By Jacob P. Torres
Find my spoiler-free review of Adrift by Rob Boffard.
Cover Description: “Overview
Adrift by Rob Boffard
“An edge-of-the-seat epic of survival and adventure in deep space.” – Gareth L. Powell, BSFA Award-Winning author
Sigma Station. The ultimate luxury hotel, in the far reaches of space.
For one small group, a tour of the Horsehead Nebula is meant to be a short but stunning highlight in the trip of a lifetime.
But when a mysterious ship destroys Sigma Station and everyone on it, suddenly their tourist shuttle is stranded.
They have no weapons. No food. No water. No one back home knows they’re alive.
And the mysterious ship is hunting them.”
By Jacob P. Torres
Find my spoiler-free review of Starless by Jacqueline Carey below.

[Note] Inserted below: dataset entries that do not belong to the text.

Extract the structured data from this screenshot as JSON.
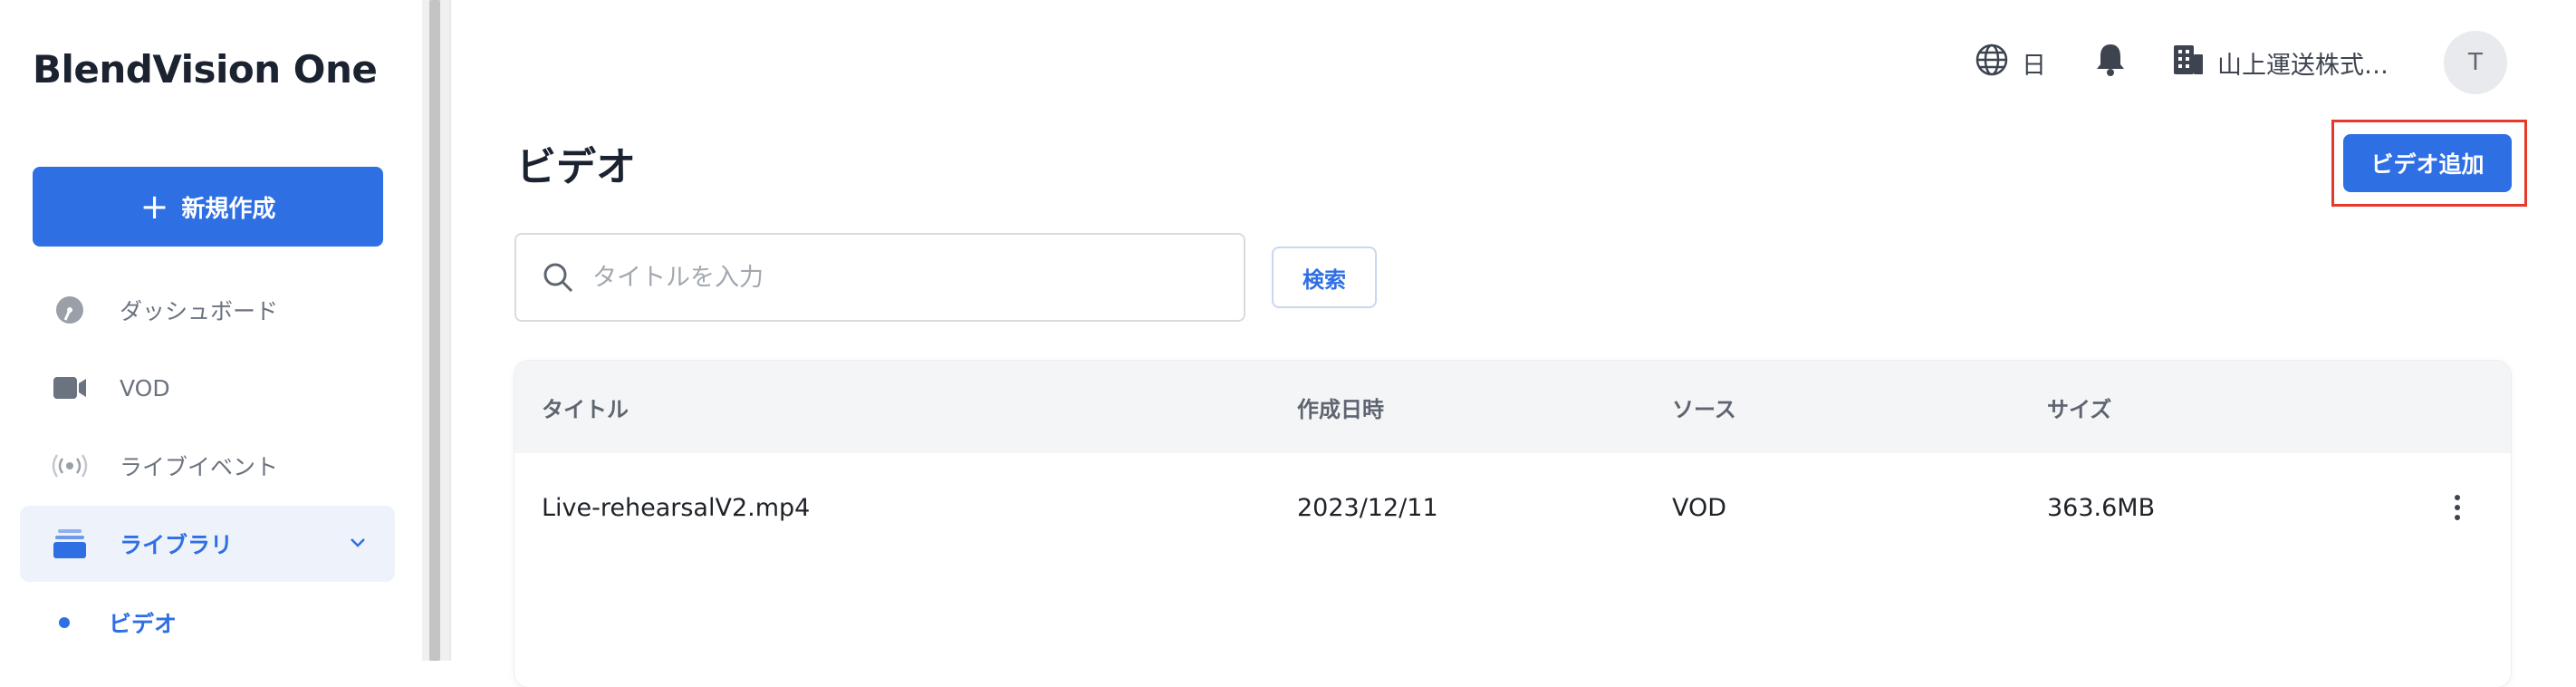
{
  "app": {
    "logo": "BlendVision One"
  },
  "sidebar": {
    "new_button_label": "新規作成",
    "items": [
      {
        "label": "ダッシュボード",
        "icon": "dashboard-icon"
      },
      {
        "label": "VOD",
        "icon": "video-camera-icon"
      },
      {
        "label": "ライブイベント",
        "icon": "broadcast-icon"
      },
      {
        "label": "ライブラリ",
        "icon": "library-icon",
        "active": true,
        "expanded": true
      }
    ],
    "subitems": [
      {
        "label": "ビデオ",
        "active": true
      }
    ]
  },
  "header": {
    "language": "日",
    "org_name": "山上運送株式…",
    "avatar_initial": "T"
  },
  "page": {
    "title": "ビデオ",
    "add_button_label": "ビデオ追加",
    "search_placeholder": "タイトルを入力",
    "search_button_label": "検索"
  },
  "table": {
    "columns": [
      "タイトル",
      "作成日時",
      "ソース",
      "サイズ"
    ],
    "rows": [
      {
        "title": "Live-rehearsalV2.mp4",
        "created": "2023/12/11",
        "source": "VOD",
        "size": "363.6MB"
      }
    ]
  },
  "colors": {
    "accent": "#2f6fe4",
    "highlight": "#e5392b"
  }
}
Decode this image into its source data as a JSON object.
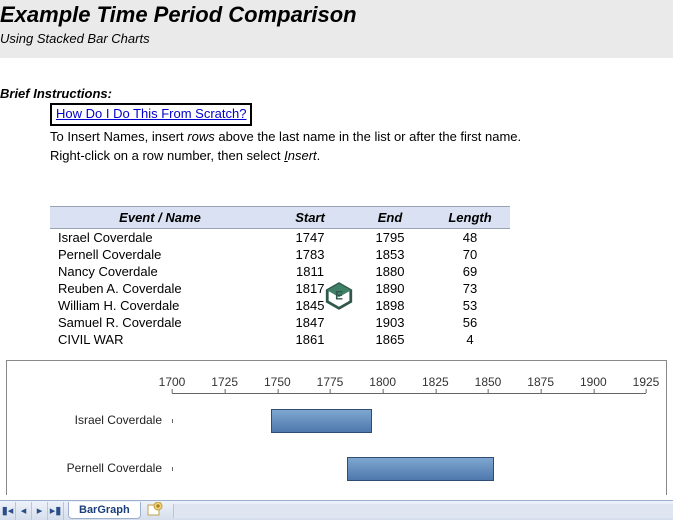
{
  "header": {
    "title": "Example Time Period Comparison",
    "subtitle": "Using Stacked Bar Charts"
  },
  "brief_label": "Brief Instructions:",
  "link_text": "How Do I Do This From Scratch?",
  "instr_line1_a": "To Insert Names, insert ",
  "instr_line1_i": "rows",
  "instr_line1_b": " above the last name in the list or after the first name.",
  "instr_line2_a": "Right-click on a row number, then select ",
  "instr_line2_iu": "I",
  "instr_line2_i": "nsert",
  "instr_line2_b": ".",
  "table": {
    "headers": {
      "name": "Event / Name",
      "start": "Start",
      "end": "End",
      "length": "Length"
    },
    "rows": [
      {
        "name": "Israel Coverdale",
        "start": 1747,
        "end": 1795,
        "length": 48
      },
      {
        "name": "Pernell Coverdale",
        "start": 1783,
        "end": 1853,
        "length": 70
      },
      {
        "name": "Nancy Coverdale",
        "start": 1811,
        "end": 1880,
        "length": 69
      },
      {
        "name": "Reuben A. Coverdale",
        "start": 1817,
        "end": 1890,
        "length": 73
      },
      {
        "name": "William H. Coverdale",
        "start": 1845,
        "end": 1898,
        "length": 53
      },
      {
        "name": "Samuel R. Coverdale",
        "start": 1847,
        "end": 1903,
        "length": 56
      },
      {
        "name": "CIVIL WAR",
        "start": 1861,
        "end": 1865,
        "length": 4
      }
    ]
  },
  "chart_data": {
    "type": "bar",
    "orientation": "horizontal",
    "xlim": [
      1700,
      1925
    ],
    "ticks": [
      1700,
      1725,
      1750,
      1775,
      1800,
      1825,
      1850,
      1875,
      1900,
      1925
    ],
    "series": [
      {
        "name": "Israel Coverdale",
        "start": 1747,
        "end": 1795
      },
      {
        "name": "Pernell Coverdale",
        "start": 1783,
        "end": 1853
      }
    ],
    "bar_color": "#5b86b8"
  },
  "tabs": {
    "active": "BarGraph"
  }
}
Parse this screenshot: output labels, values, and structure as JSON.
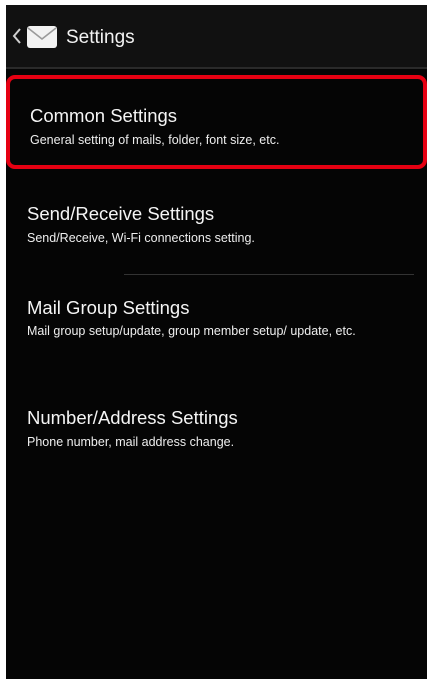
{
  "action_bar": {
    "title": "Settings"
  },
  "settings_items": [
    {
      "title": "Common Settings",
      "subtitle": "General setting of mails, folder, font size, etc."
    },
    {
      "title": "Send/Receive Settings",
      "subtitle": "Send/Receive, Wi-Fi connections setting."
    },
    {
      "title": "Mail Group Settings",
      "subtitle": "Mail group setup/update, group member setup/ update, etc."
    },
    {
      "title": "Number/Address Settings",
      "subtitle": "Phone number, mail address change."
    }
  ],
  "colors": {
    "screen_background": "#050505",
    "highlight_border": "#e60012",
    "text": "#f5f5f5"
  },
  "icons": {
    "back": "chevron-left-icon",
    "app": "mail-envelope-icon"
  }
}
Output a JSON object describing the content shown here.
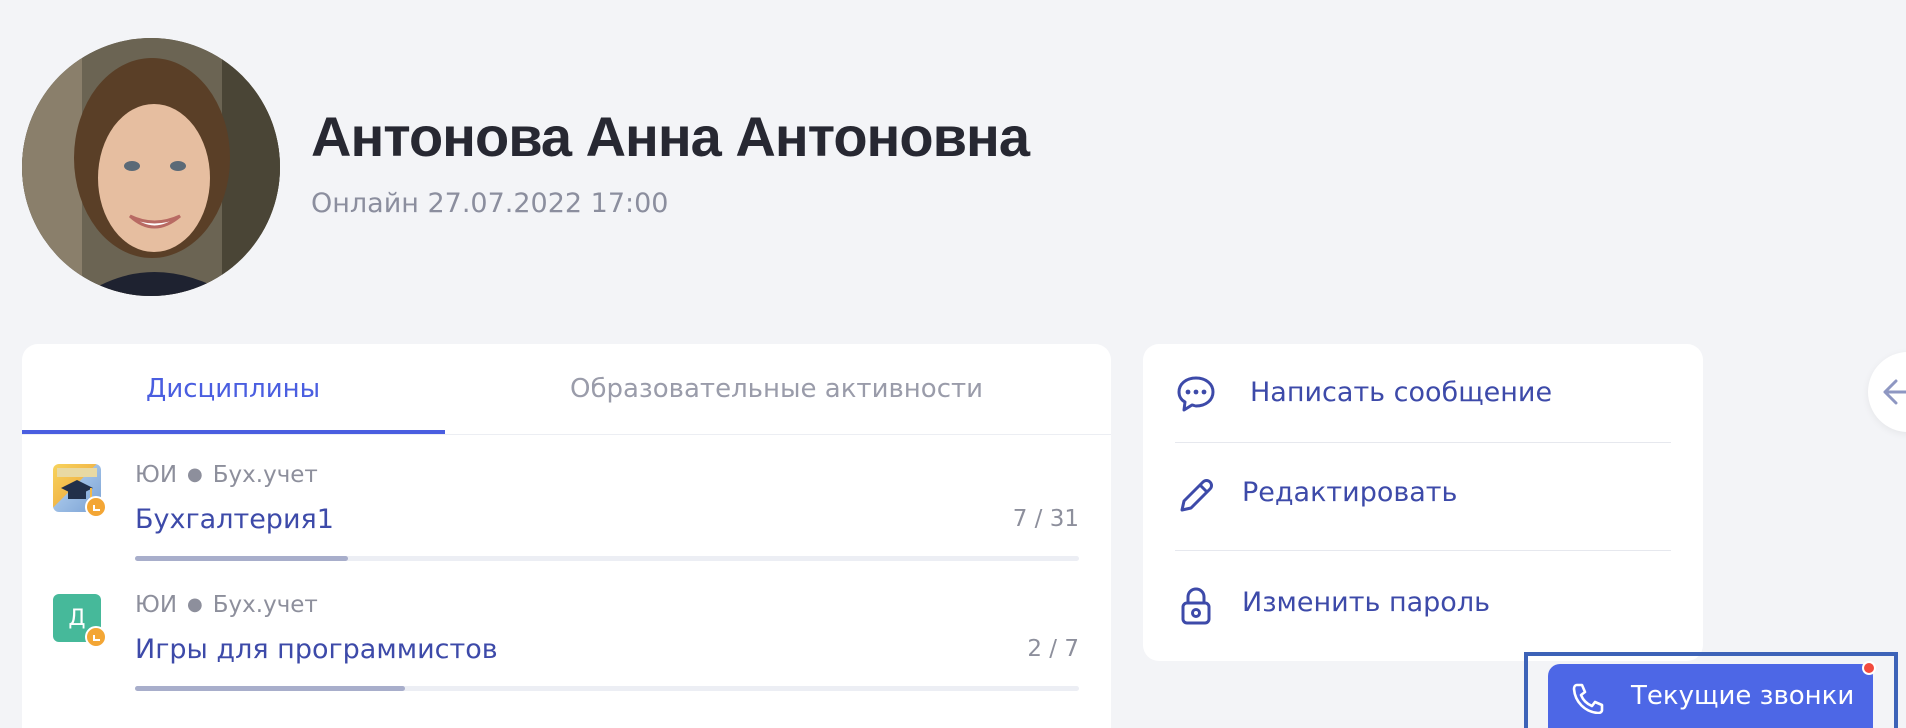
{
  "profile": {
    "name": "Антонова Анна Антоновна",
    "online_status": "Онлайн 27.07.2022 17:00",
    "avatar_icon": "user-photo"
  },
  "tabs": [
    {
      "label": "Дисциплины",
      "active": true
    },
    {
      "label": "Образовательные активности",
      "active": false
    }
  ],
  "courses": [
    {
      "org": "ЮИ",
      "category": "Бух.учет",
      "title": "Бухгалтерия1",
      "progress_text": "7 / 31",
      "progress": 0.226,
      "icon": "graduation-cap-image"
    },
    {
      "org": "ЮИ",
      "category": "Бух.учет",
      "title": "Игры для программистов",
      "progress_text": "2 / 7",
      "progress": 0.286,
      "icon_letter": "Д"
    }
  ],
  "actions": [
    {
      "label": "Написать сообщение",
      "icon": "chat-bubble-icon"
    },
    {
      "label": "Редактировать",
      "icon": "pencil-icon"
    },
    {
      "label": "Изменить пароль",
      "icon": "lock-icon"
    }
  ],
  "calls": {
    "label": "Текущие звонки",
    "icon": "phone-icon",
    "has_notification": true
  },
  "colors": {
    "accent": "#4a5ee0",
    "link": "#3d4aa9",
    "calls_button": "#4d67e6",
    "notification": "#f24a3d",
    "badge": "#f3a635",
    "letter_icon_bg": "#46b99a"
  }
}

Cover Description: “Jacqueline Carey is back with an amazing adventure not seen since her New York Times bestselling Kushiel’s Legacy series. Lush and sensual, Starless introduces us to an epic world where exiled gods live among us, and a hero whose journey will resonate long after the last page is turned.
I was nine years old the first time I tried to kill a man…
Destined from birth to serve as protector of the princess Zariya, Khai is trained in the arts of killing and stealth by a warrior sect in the deep desert; yet there is one profound truth that has been withheld from him.
In the court of the Sun-Blessed, Khai must learn to navigate deadly intrigue and his own conflicted identity…but in the far reaches of the western seas, the dark god Miasmus is rising, intent on nothing less than wholesale destruction.
If Khai is to keep his soul’s twin Zariya alive, their only hope lies with an unlikely crew of prophecy-seekers on a journey that will take them farther beneath the starless skies than anyone can imagine.”